> RECORD EXCERPTS:
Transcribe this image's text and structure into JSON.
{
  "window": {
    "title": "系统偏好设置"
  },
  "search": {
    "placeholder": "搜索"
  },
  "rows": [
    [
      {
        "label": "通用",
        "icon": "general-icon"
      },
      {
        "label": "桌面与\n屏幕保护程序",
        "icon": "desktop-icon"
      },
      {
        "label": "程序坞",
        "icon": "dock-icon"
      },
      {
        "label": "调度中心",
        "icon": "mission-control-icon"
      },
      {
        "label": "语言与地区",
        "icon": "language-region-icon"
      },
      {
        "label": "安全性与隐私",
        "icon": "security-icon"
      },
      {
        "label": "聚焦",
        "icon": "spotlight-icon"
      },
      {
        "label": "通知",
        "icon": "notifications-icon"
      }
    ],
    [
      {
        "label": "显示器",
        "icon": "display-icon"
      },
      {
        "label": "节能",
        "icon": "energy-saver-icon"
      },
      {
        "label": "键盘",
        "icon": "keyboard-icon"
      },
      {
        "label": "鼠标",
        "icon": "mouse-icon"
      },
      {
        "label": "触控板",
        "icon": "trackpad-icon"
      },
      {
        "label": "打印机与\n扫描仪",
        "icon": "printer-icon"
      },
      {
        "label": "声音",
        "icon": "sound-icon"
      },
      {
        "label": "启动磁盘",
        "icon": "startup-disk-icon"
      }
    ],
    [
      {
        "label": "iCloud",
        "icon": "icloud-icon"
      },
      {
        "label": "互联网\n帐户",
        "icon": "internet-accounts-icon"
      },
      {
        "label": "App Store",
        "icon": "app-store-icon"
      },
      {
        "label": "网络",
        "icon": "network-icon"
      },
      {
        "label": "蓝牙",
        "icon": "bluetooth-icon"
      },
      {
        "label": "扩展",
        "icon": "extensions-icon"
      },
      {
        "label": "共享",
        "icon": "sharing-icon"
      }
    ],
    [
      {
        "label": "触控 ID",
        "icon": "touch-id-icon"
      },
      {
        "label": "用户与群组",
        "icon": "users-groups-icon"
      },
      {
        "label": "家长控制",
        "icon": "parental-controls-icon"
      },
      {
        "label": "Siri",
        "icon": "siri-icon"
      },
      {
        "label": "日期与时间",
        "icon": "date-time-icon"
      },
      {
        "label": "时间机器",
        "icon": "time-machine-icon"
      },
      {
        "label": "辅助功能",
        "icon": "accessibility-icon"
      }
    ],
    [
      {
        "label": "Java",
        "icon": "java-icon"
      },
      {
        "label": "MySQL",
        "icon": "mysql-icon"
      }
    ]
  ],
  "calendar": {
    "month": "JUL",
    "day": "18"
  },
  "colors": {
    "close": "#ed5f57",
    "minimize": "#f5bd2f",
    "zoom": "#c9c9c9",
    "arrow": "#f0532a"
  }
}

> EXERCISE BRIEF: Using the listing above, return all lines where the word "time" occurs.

> SOLUTION TO THE EXERCISE:
        "icon": "date-time-icon"
        "icon": "time-machine-icon"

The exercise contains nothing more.